## SUPPLIED MATERIAL

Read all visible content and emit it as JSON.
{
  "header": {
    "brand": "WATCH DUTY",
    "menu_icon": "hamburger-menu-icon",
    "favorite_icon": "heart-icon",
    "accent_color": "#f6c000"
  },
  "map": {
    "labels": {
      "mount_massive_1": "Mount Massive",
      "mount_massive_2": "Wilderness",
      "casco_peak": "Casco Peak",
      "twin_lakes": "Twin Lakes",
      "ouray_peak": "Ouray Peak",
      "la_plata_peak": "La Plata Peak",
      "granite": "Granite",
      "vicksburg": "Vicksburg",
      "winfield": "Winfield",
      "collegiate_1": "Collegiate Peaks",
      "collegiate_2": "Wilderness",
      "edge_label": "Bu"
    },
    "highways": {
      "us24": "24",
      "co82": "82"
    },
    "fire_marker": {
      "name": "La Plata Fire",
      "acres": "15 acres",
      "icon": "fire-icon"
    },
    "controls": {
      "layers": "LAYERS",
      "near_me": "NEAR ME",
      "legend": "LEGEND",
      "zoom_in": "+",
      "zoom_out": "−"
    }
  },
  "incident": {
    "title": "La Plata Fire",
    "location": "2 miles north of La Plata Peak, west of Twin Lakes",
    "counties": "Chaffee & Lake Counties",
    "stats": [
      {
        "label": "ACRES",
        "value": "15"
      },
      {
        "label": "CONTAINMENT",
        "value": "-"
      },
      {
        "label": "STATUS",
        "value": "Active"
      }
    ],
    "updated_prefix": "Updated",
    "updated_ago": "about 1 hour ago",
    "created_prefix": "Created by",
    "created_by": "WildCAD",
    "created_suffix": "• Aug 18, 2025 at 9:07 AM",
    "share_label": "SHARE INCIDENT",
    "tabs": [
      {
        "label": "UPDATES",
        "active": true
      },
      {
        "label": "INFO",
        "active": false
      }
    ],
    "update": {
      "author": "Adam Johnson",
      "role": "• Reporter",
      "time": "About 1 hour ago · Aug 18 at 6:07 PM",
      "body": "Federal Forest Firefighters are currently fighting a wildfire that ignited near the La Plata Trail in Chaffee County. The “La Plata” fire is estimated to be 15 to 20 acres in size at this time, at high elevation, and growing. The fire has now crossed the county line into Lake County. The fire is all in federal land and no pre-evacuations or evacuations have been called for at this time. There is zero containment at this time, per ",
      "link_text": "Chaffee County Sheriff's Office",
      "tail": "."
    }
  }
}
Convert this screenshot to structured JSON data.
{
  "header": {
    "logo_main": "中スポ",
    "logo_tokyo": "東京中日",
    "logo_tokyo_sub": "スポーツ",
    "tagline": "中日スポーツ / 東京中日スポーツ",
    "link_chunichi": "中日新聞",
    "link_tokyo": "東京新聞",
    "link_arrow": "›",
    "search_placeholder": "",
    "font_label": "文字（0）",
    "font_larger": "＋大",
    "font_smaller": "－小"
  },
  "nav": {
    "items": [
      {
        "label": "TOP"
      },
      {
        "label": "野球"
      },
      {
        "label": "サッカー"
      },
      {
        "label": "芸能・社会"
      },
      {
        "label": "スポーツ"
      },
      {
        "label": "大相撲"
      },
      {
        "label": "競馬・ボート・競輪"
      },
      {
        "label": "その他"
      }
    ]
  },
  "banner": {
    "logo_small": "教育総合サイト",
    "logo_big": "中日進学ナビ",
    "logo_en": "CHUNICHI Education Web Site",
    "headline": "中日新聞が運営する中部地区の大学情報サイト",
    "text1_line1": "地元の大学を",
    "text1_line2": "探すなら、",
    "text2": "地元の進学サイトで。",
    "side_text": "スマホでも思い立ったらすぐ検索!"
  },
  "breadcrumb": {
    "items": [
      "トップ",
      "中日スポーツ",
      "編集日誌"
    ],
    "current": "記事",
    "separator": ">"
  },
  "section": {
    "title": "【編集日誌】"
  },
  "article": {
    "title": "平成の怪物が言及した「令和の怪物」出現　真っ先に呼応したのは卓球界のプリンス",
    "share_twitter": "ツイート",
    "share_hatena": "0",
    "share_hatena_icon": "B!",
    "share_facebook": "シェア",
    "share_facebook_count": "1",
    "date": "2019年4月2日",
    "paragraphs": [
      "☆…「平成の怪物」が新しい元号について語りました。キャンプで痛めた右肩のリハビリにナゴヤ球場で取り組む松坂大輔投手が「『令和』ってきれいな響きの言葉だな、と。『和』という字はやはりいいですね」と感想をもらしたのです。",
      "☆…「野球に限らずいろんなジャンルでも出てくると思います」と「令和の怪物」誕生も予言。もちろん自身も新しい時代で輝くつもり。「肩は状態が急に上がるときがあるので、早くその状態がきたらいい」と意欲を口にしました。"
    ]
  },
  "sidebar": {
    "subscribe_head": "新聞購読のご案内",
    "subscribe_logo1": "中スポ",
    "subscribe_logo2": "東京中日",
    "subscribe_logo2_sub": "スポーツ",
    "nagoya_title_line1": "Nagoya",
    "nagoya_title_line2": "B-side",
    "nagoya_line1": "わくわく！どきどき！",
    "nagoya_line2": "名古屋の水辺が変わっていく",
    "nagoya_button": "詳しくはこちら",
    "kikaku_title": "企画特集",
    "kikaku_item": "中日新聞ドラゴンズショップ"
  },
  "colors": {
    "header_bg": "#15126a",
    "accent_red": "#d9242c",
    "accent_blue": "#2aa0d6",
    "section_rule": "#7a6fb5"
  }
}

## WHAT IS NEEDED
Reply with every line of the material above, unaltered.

## WRITTEN ANSWER
Read all visible content and emit it as JSON.
{
  "header": {
    "brand": "WATCH DUTY",
    "menu_icon": "hamburger-menu-icon",
    "favorite_icon": "heart-icon",
    "accent_color": "#f6c000"
  },
  "map": {
    "labels": {
      "mount_massive_1": "Mount Massive",
      "mount_massive_2": "Wilderness",
      "casco_peak": "Casco Peak",
      "twin_lakes": "Twin Lakes",
      "ouray_peak": "Ouray Peak",
      "la_plata_peak": "La Plata Peak",
      "granite": "Granite",
      "vicksburg": "Vicksburg",
      "winfield": "Winfield",
      "collegiate_1": "Collegiate Peaks",
      "collegiate_2": "Wilderness",
      "edge_label": "Bu"
    },
    "highways": {
      "us24": "24",
      "co82": "82"
    },
    "fire_marker": {
      "name": "La Plata Fire",
      "acres": "15 acres",
      "icon": "fire-icon"
    },
    "controls": {
      "layers": "LAYERS",
      "near_me": "NEAR ME",
      "legend": "LEGEND",
      "zoom_in": "+",
      "zoom_out": "−"
    }
  },
  "incident": {
    "title": "La Plata Fire",
    "location": "2 miles north of La Plata Peak, west of Twin Lakes",
    "counties": "Chaffee & Lake Counties",
    "stats": [
      {
        "label": "ACRES",
        "value": "15"
      },
      {
        "label": "CONTAINMENT",
        "value": "-"
      },
      {
        "label": "STATUS",
        "value": "Active"
      }
    ],
    "updated_prefix": "Updated",
    "updated_ago": "about 1 hour ago",
    "created_prefix": "Created by",
    "created_by": "WildCAD",
    "created_suffix": "• Aug 18, 2025 at 9:07 AM",
    "share_label": "SHARE INCIDENT",
    "tabs": [
      {
        "label": "UPDATES",
        "active": true
      },
      {
        "label": "INFO",
        "active": false
      }
    ],
    "update": {
      "author": "Adam Johnson",
      "role": "• Reporter",
      "time": "About 1 hour ago · Aug 18 at 6:07 PM",
      "body": "Federal Forest Firefighters are currently fighting a wildfire that ignited near the La Plata Trail in Chaffee County. The “La Plata” fire is estimated to be 15 to 20 acres in size at this time, at high elevation, and growing. The fire has now crossed the county line into Lake County. The fire is all in federal land and no pre-evacuations or evacuations have been called for at this time. There is zero containment at this time, per ",
      "link_text": "Chaffee County Sheriff's Office",
      "tail": "."
    }
  }
}
Convert this screenshot to structured JSON data.
{
  "header": {
    "logo_main": "中スポ",
    "logo_tokyo": "東京中日",
    "logo_tokyo_sub": "スポーツ",
    "tagline": "中日スポーツ / 東京中日スポーツ",
    "link_chunichi": "中日新聞",
    "link_tokyo": "東京新聞",
    "link_arrow": "›",
    "search_placeholder": "",
    "font_label": "文字（0）",
    "font_larger": "＋大",
    "font_smaller": "－小"
  },
  "nav": {
    "items": [
      {
        "label": "TOP"
      },
      {
        "label": "野球"
      },
      {
        "label": "サッカー"
      },
      {
        "label": "芸能・社会"
      },
      {
        "label": "スポーツ"
      },
      {
        "label": "大相撲"
      },
      {
        "label": "競馬・ボート・競輪"
      },
      {
        "label": "その他"
      }
    ]
  },
  "banner": {
    "logo_small": "教育総合サイト",
    "logo_big": "中日進学ナビ",
    "logo_en": "CHUNICHI Education Web Site",
    "headline": "中日新聞が運営する中部地区の大学情報サイト",
    "text1_line1": "地元の大学を",
    "text1_line2": "探すなら、",
    "text2": "地元の進学サイトで。",
    "side_text": "スマホでも思い立ったらすぐ検索!"
  },
  "breadcrumb": {
    "items": [
      "トップ",
      "中日スポーツ",
      "編集日誌"
    ],
    "current": "記事",
    "separator": ">"
  },
  "section": {
    "title": "【編集日誌】"
  },
  "article": {
    "title": "平成の怪物が言及した「令和の怪物」出現　真っ先に呼応したのは卓球界のプリンス",
    "share_twitter": "ツイート",
    "share_hatena": "0",
    "share_hatena_icon": "B!",
    "share_facebook": "シェア",
    "share_facebook_count": "1",
    "date": "2019年4月2日",
    "paragraphs": [
      "☆…「平成の怪物」が新しい元号について語りました。キャンプで痛めた右肩のリハビリにナゴヤ球場で取り組む松坂大輔投手が「『令和』ってきれいな響きの言葉だな、と。『和』という字はやはりいいですね」と感想をもらしたのです。",
      "☆…「野球に限らずいろんなジャンルでも出てくると思います」と「令和の怪物」誕生も予言。もちろん自身も新しい時代で輝くつもり。「肩は状態が急に上がるときがあるので、早くその状態がきたらいい」と意欲を口にしました。"
    ]
  },
  "sidebar": {
    "subscribe_head": "新聞購読のご案内",
    "subscribe_logo1": "中スポ",
    "subscribe_logo2": "東京中日",
    "subscribe_logo2_sub": "スポーツ",
    "nagoya_title_line1": "Nagoya",
    "nagoya_title_line2": "B-side",
    "nagoya_line1": "わくわく！どきどき！",
    "nagoya_line2": "名古屋の水辺が変わっていく",
    "nagoya_button": "詳しくはこちら",
    "kikaku_title": "企画特集",
    "kikaku_item": "中日新聞ドラゴンズショップ"
  },
  "colors": {
    "header_bg": "#15126a",
    "accent_red": "#d9242c",
    "accent_blue": "#2aa0d6",
    "section_rule": "#7a6fb5"
  }
}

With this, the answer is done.